To give diplomacy a chance, the KRG opted in April to put exports from the Mediterranean port on hold. With no deal in sight, it is now beginning to export oil from Ceyhan storage. A shipment of an estimated one million barrels, the third in the past few weeks, left on June 22.
Baghdad claims only it has the right to make oil deals and is warning international oil companies it will take legal action against any buyer of what it calls "stolen and smuggled" oil from the Kurdistan region.
At the end of May, Iraq filed for arbitration against Turkey to halt all oil exports from the Kurdistan Region to Europe, claiming Turkey and its state-owned pipeline operator BOTA were illegally facilitating oil exports from the KRG without Baghdad's approval.
Baghdad is also claiming $250 million in damages in the arbitration, filed with the International Chamber of Commerce in Paris. Turkey, it says, is violating the 1973 Iraq-Turkey Pipeline Agreement by exporting KRG oil without the Oil Ministry's permission.
The KRG maintains, however, that its oil exports to Turkey are valid, and that Baghdad's legal "threats will fail." The timing for Baghdad could not have been worse.
With chaos all around and the Islamic State of Iraq and Syria (ISIS) on the move, politically-stable Kurdistan is inching towards its cherished goal of independence on the back of its oil revenues.

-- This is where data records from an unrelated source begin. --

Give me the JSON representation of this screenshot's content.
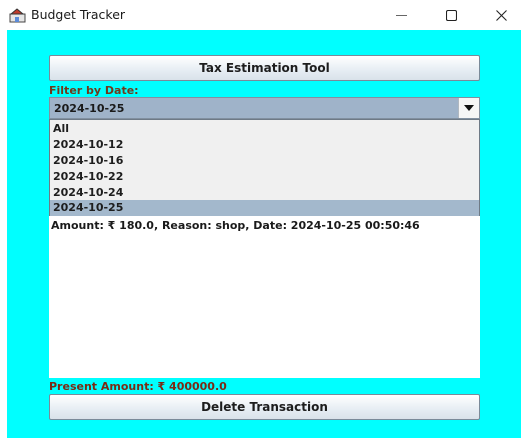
{
  "window": {
    "title": "Budget Tracker",
    "accent_background": "#00ffff"
  },
  "toolbar": {
    "tax_button_label": "Tax Estimation Tool"
  },
  "filter": {
    "label": "Filter by Date:",
    "selected": "2024-10-25",
    "options": [
      "All",
      "2024-10-12",
      "2024-10-16",
      "2024-10-22",
      "2024-10-24",
      "2024-10-25"
    ]
  },
  "transactions": [
    "Amount: ₹ 180.0, Reason: shop, Date: 2024-10-25 00:50:46"
  ],
  "summary": {
    "present_amount": "Present Amount: ₹ 400000.0"
  },
  "actions": {
    "delete_label": "Delete Transaction"
  },
  "icons": {
    "app": "app-icon",
    "minimize": "minimize-icon",
    "maximize": "maximize-icon",
    "close": "close-icon",
    "dropdown": "chevron-down-icon"
  }
}
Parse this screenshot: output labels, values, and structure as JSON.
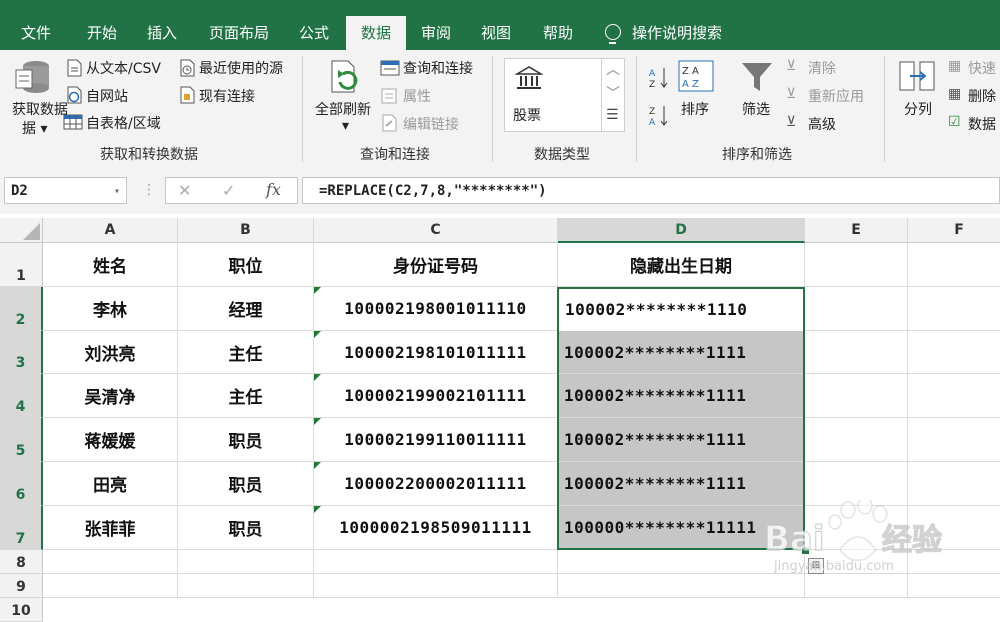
{
  "ribbon_tabs": [
    "文件",
    "开始",
    "插入",
    "页面布局",
    "公式",
    "数据",
    "审阅",
    "视图",
    "帮助"
  ],
  "active_tab": "数据",
  "tell_me": "操作说明搜索",
  "groups": {
    "get_transform": {
      "label": "获取和转换数据",
      "get_data": "获取数据",
      "from_text": "从文本/CSV",
      "from_web": "自网站",
      "from_table": "自表格/区域",
      "recent_sources": "最近使用的源",
      "existing_connections": "现有连接"
    },
    "queries": {
      "label": "查询和连接",
      "refresh_all": "全部刷新",
      "queries_connections": "查询和连接",
      "properties": "属性",
      "edit_links": "编辑链接"
    },
    "data_types": {
      "label": "数据类型",
      "stocks": "股票"
    },
    "sort_filter": {
      "label": "排序和筛选",
      "sort": "排序",
      "filter": "筛选",
      "clear": "清除",
      "reapply": "重新应用",
      "advanced": "高级"
    },
    "data_tools": {
      "text_to_columns": "分列",
      "flash_fill": "快速",
      "remove_duplicates": "删除",
      "validation": "数据"
    }
  },
  "formula_bar": {
    "name_box": "D2",
    "cancel": "✕",
    "enter": "✓",
    "fx": "fx",
    "formula": "=REPLACE(C2,7,8,\"********\")"
  },
  "columns": [
    "A",
    "B",
    "C",
    "D",
    "E",
    "F"
  ],
  "selected_column": "D",
  "row_numbers": [
    "1",
    "2",
    "3",
    "4",
    "5",
    "6",
    "7",
    "8",
    "9",
    "10"
  ],
  "table": {
    "headers": [
      "姓名",
      "职位",
      "身份证号码",
      "隐藏出生日期"
    ],
    "rows": [
      {
        "name": "李林",
        "title": "经理",
        "id": "100002198001011110",
        "masked": "100002********1110"
      },
      {
        "name": "刘洪亮",
        "title": "主任",
        "id": "100002198101011111",
        "masked": "100002********1111"
      },
      {
        "name": "吴清净",
        "title": "主任",
        "id": "100002199002101111",
        "masked": "100002********1111"
      },
      {
        "name": "蒋媛媛",
        "title": "职员",
        "id": "100002199110011111",
        "masked": "100002********1111"
      },
      {
        "name": "田亮",
        "title": "职员",
        "id": "100002200002011111",
        "masked": "100002********1111"
      },
      {
        "name": "张菲菲",
        "title": "职员",
        "id": "1000002198509011111",
        "masked": "100000********11111"
      }
    ]
  },
  "watermark": {
    "brand": "Bai du 经验",
    "url": "jingyan.baidu.com"
  },
  "colors": {
    "excel_green": "#217346",
    "selection_fill": "#c6c6c6",
    "ribbon_bg": "#f3f3f3"
  }
}
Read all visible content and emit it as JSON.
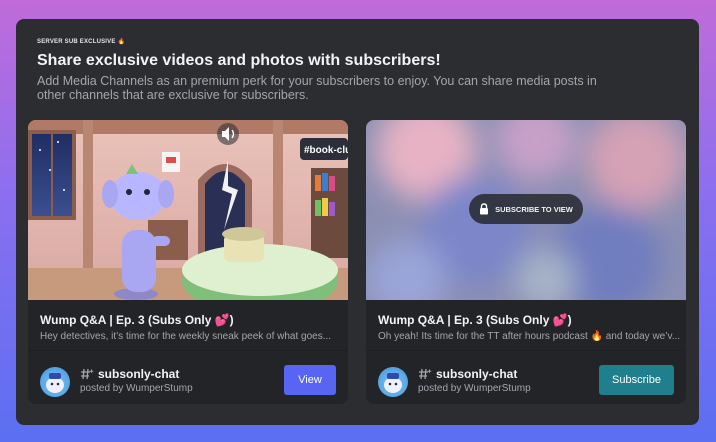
{
  "eyebrow": "SERVER SUB EXCLUSIVE 🔥",
  "headline": "Share exclusive videos and photos with subscribers!",
  "subtitle": "Add Media Channels as an premium perk for your subscribers to enjoy. You can share media posts in other channels that are exclusive for subscribers.",
  "scene_label": "#book-club",
  "cards": [
    {
      "title": "Wump Q&A | Ep. 3 (Subs Only 💕)",
      "description": "Hey detectives, it’s time for the weekly sneak peek of what goes...",
      "channel": "subsonly-chat",
      "posted_by": "posted by WumperStump",
      "button": "View"
    },
    {
      "title": "Wump Q&A | Ep. 3 (Subs Only 💕)",
      "description": "Oh yeah! Its time for the TT after hours podcast 🔥 and today we’v...",
      "channel": "subsonly-chat",
      "posted_by": "posted by WumperStump",
      "button": "Subscribe",
      "overlay_label": "SUBSCRIBE TO VIEW"
    }
  ],
  "icons": {
    "volume": "speaker-icon",
    "lock": "lock-icon",
    "channel": "hash-sparkle-icon"
  },
  "colors": {
    "view_button": "#5865f2",
    "subscribe_button": "#1f7f8c",
    "panel": "#2b2d31"
  }
}
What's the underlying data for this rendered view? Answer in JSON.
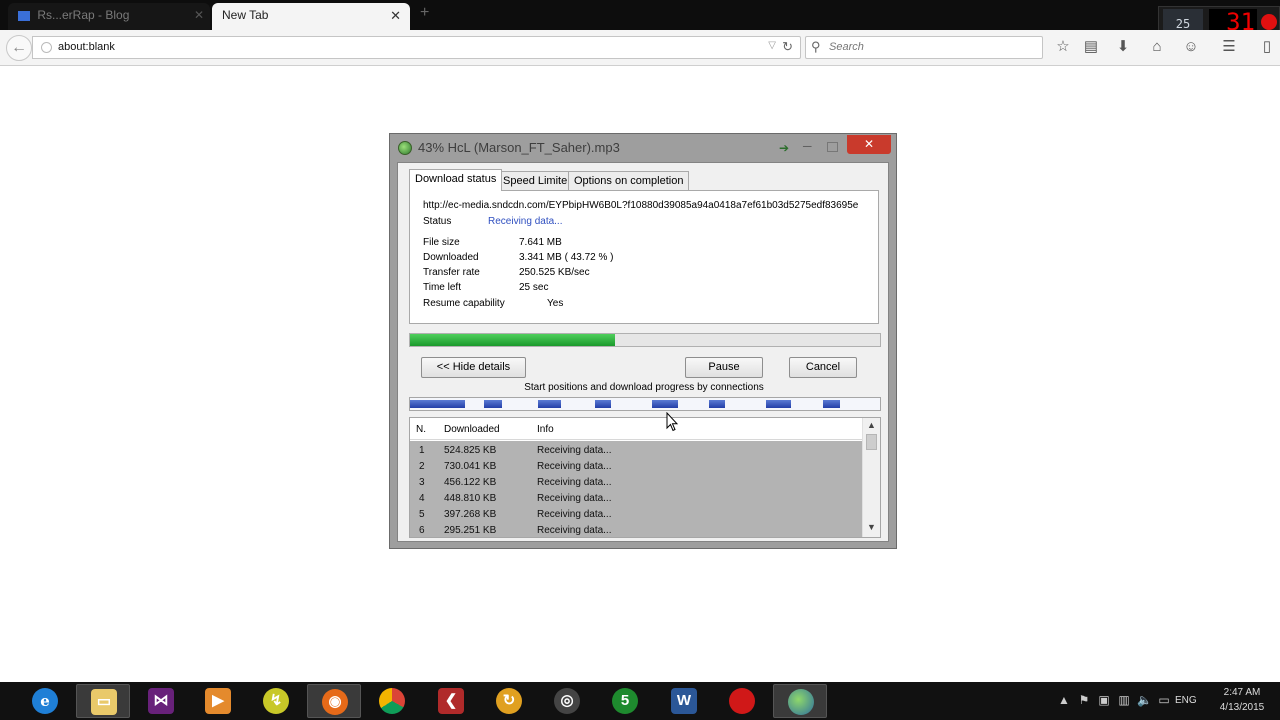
{
  "browser": {
    "tabs": [
      {
        "label": "Rs...erRap - Blog"
      },
      {
        "label": "New Tab"
      }
    ],
    "new_tab": "+",
    "url": "about:blank",
    "search_placeholder": "Search"
  },
  "recorder": {
    "fps": "25",
    "timer": "31"
  },
  "idm": {
    "title": "43% HcL (Marson_FT_Saher).mp3",
    "tabs": [
      "Download status",
      "Speed Limiter",
      "Options on completion"
    ],
    "url": "http://ec-media.sndcdn.com/EYPbipHW6B0L?f10880d39085a94a0418a7ef61b03d5275edf83695e",
    "status_label": "Status",
    "status_value": "Receiving data...",
    "file_size_label": "File size",
    "file_size_value": "7.641  MB",
    "downloaded_label": "Downloaded",
    "downloaded_value": "3.341  MB  ( 43.72 % )",
    "transfer_rate_label": "Transfer rate",
    "transfer_rate_value": "250.525  KB/sec",
    "time_left_label": "Time left",
    "time_left_value": "25 sec",
    "resume_label": "Resume capability",
    "resume_value": "Yes",
    "progress_fraction": 0.4372,
    "hide_details": "<< Hide details",
    "pause": "Pause",
    "cancel": "Cancel",
    "connections_caption": "Start positions and download progress by connections",
    "table_headers": {
      "n": "N.",
      "downloaded": "Downloaded",
      "info": "Info"
    },
    "connections": [
      {
        "n": "1",
        "downloaded": "524.825  KB",
        "info": "Receiving data..."
      },
      {
        "n": "2",
        "downloaded": "730.041  KB",
        "info": "Receiving data..."
      },
      {
        "n": "3",
        "downloaded": "456.122  KB",
        "info": "Receiving data..."
      },
      {
        "n": "4",
        "downloaded": "448.810  KB",
        "info": "Receiving data..."
      },
      {
        "n": "5",
        "downloaded": "397.268  KB",
        "info": "Receiving data..."
      },
      {
        "n": "6",
        "downloaded": "295.251  KB",
        "info": "Receiving data..."
      }
    ]
  },
  "taskbar": {
    "apps": [
      "internet-explorer",
      "file-explorer",
      "visual-studio",
      "media-player",
      "app-5",
      "firefox",
      "chrome",
      "app-8",
      "app-9",
      "app-10",
      "app-11",
      "word",
      "recorder",
      "download-manager"
    ],
    "lang": "ENG",
    "time": "2:47 AM",
    "date": "4/13/2015"
  }
}
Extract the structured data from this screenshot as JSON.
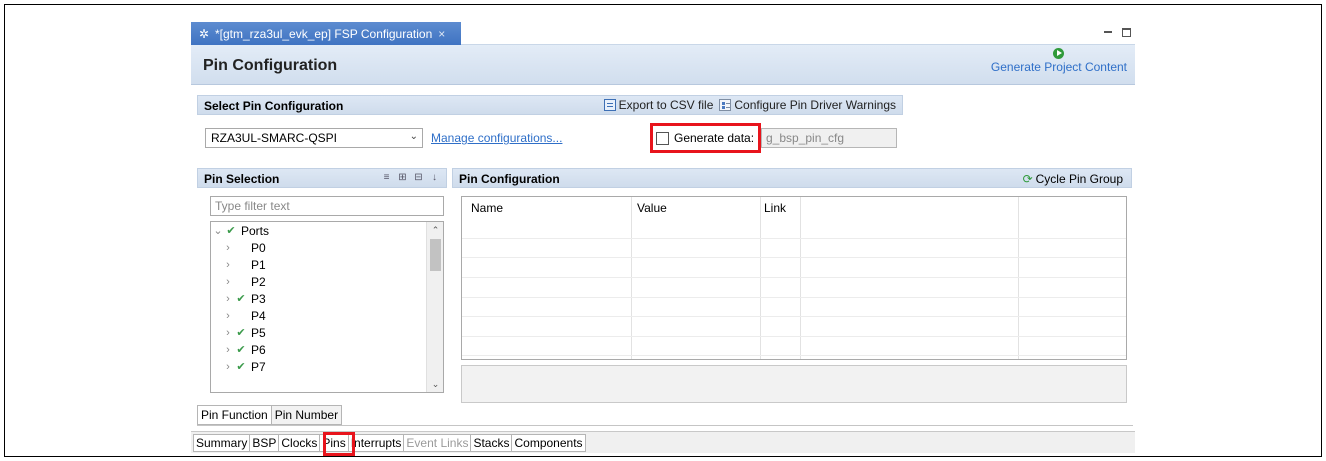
{
  "editor_tab": {
    "title": "*[gtm_rza3ul_evk_ep] FSP Configuration",
    "close_glyph": "×",
    "icon": "gear-icon"
  },
  "header": {
    "title": "Pin Configuration",
    "generate_label": "Generate Project Content"
  },
  "select_section": {
    "title": "Select Pin Configuration",
    "export_label": "Export to CSV file",
    "warnings_label": "Configure Pin Driver Warnings",
    "selected_config": "RZA3UL-SMARC-QSPI",
    "manage_link": "Manage configurations...",
    "generate_data_label": "Generate data:",
    "generate_data_checked": false,
    "generate_data_value": "g_bsp_pin_cfg"
  },
  "pin_selection": {
    "title": "Pin Selection",
    "filter_placeholder": "Type filter text",
    "tree": [
      {
        "label": "Ports",
        "expanded": true,
        "checked": true,
        "level": 0
      },
      {
        "label": "P0",
        "checked": false,
        "level": 1
      },
      {
        "label": "P1",
        "checked": false,
        "level": 1
      },
      {
        "label": "P2",
        "checked": false,
        "level": 1
      },
      {
        "label": "P3",
        "checked": true,
        "level": 1
      },
      {
        "label": "P4",
        "checked": false,
        "level": 1
      },
      {
        "label": "P5",
        "checked": true,
        "level": 1
      },
      {
        "label": "P6",
        "checked": true,
        "level": 1
      },
      {
        "label": "P7",
        "checked": true,
        "level": 1
      }
    ]
  },
  "pin_config": {
    "title": "Pin Configuration",
    "cycle_label": "Cycle Pin Group",
    "columns": [
      "Name",
      "Value",
      "Link"
    ]
  },
  "inner_tabs": [
    "Pin Function",
    "Pin Number"
  ],
  "bottom_tabs": [
    {
      "label": "Summary",
      "disabled": false
    },
    {
      "label": "BSP",
      "disabled": false
    },
    {
      "label": "Clocks",
      "disabled": false
    },
    {
      "label": "Pins",
      "disabled": false,
      "active": true
    },
    {
      "label": "Interrupts",
      "disabled": false
    },
    {
      "label": "Event Links",
      "disabled": true
    },
    {
      "label": "Stacks",
      "disabled": false
    },
    {
      "label": "Components",
      "disabled": false
    }
  ],
  "colors": {
    "tab_active": "#3f73c2",
    "link": "#2f6fc8",
    "highlight": "#e8141c",
    "check": "#3a9a4a"
  }
}
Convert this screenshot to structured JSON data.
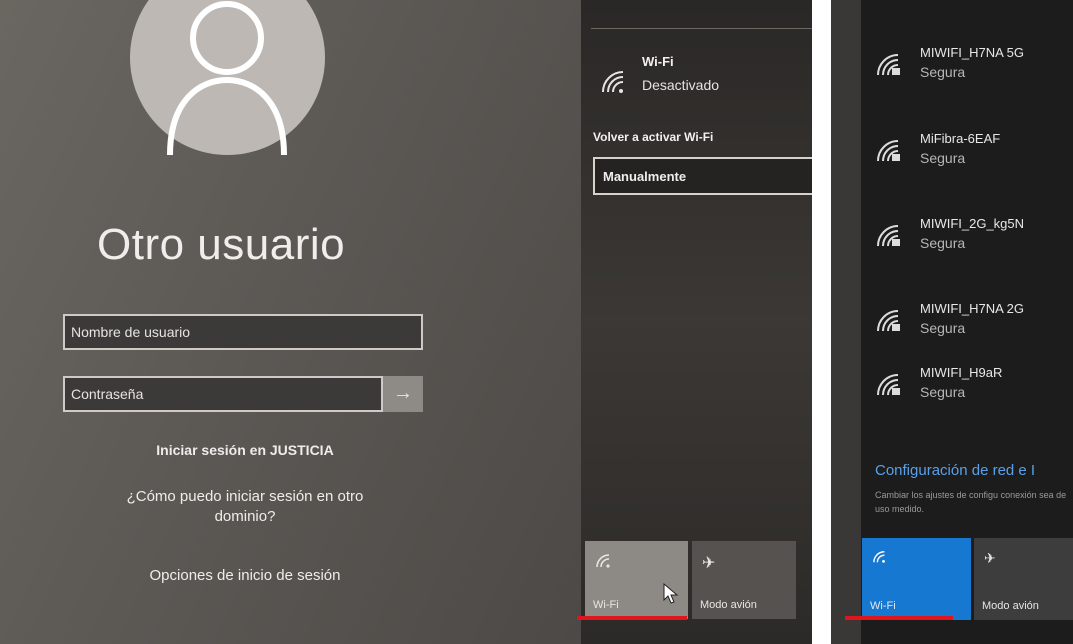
{
  "lock_screen": {
    "user_title": "Otro usuario",
    "username_placeholder": "Nombre de usuario",
    "password_placeholder": "Contraseña",
    "signin_justicia": "Iniciar sesión en JUSTICIA",
    "other_domain": "¿Cómo puedo iniciar sesión en otro dominio?",
    "signin_options": "Opciones de inicio de sesión"
  },
  "network_flyout": {
    "wifi_title": "Wi-Fi",
    "wifi_status": "Desactivado",
    "reactivate_label": "Volver a activar Wi-Fi",
    "reactivate_value": "Manualmente",
    "tiles": [
      {
        "label": "Wi-Fi",
        "icon": "wifi-icon"
      },
      {
        "label": "Modo avión",
        "icon": "airplane-icon"
      }
    ]
  },
  "wifi_list": {
    "networks": [
      {
        "name": "MIWIFI_H7NA 5G",
        "status": "Segura"
      },
      {
        "name": "MiFibra-6EAF",
        "status": "Segura"
      },
      {
        "name": "MIWIFI_2G_kg5N",
        "status": "Segura"
      },
      {
        "name": "MIWIFI_H7NA 2G",
        "status": "Segura"
      },
      {
        "name": "MIWIFI_H9aR",
        "status": "Segura"
      }
    ],
    "settings_title": "Configuración de red e I",
    "settings_desc": "Cambiar los ajustes de configu conexión sea de uso medido.",
    "tiles": [
      {
        "label": "Wi-Fi",
        "icon": "wifi-icon"
      },
      {
        "label": "Modo avión",
        "icon": "airplane-icon"
      }
    ]
  },
  "colors": {
    "accent_blue": "#1778d2",
    "link_blue": "#5aa0e8",
    "highlight_red": "#e0161d"
  }
}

This is the only silver lining in the emerging spectre of chaos and anarchy enveloping Iraq.
Rashid Husain Syed is an energy analyst and a widely published expert on global energy affairs. He operates an energy consultancy, Husain's Associates, from Toronto, dividing his time between Canada and the Middle East.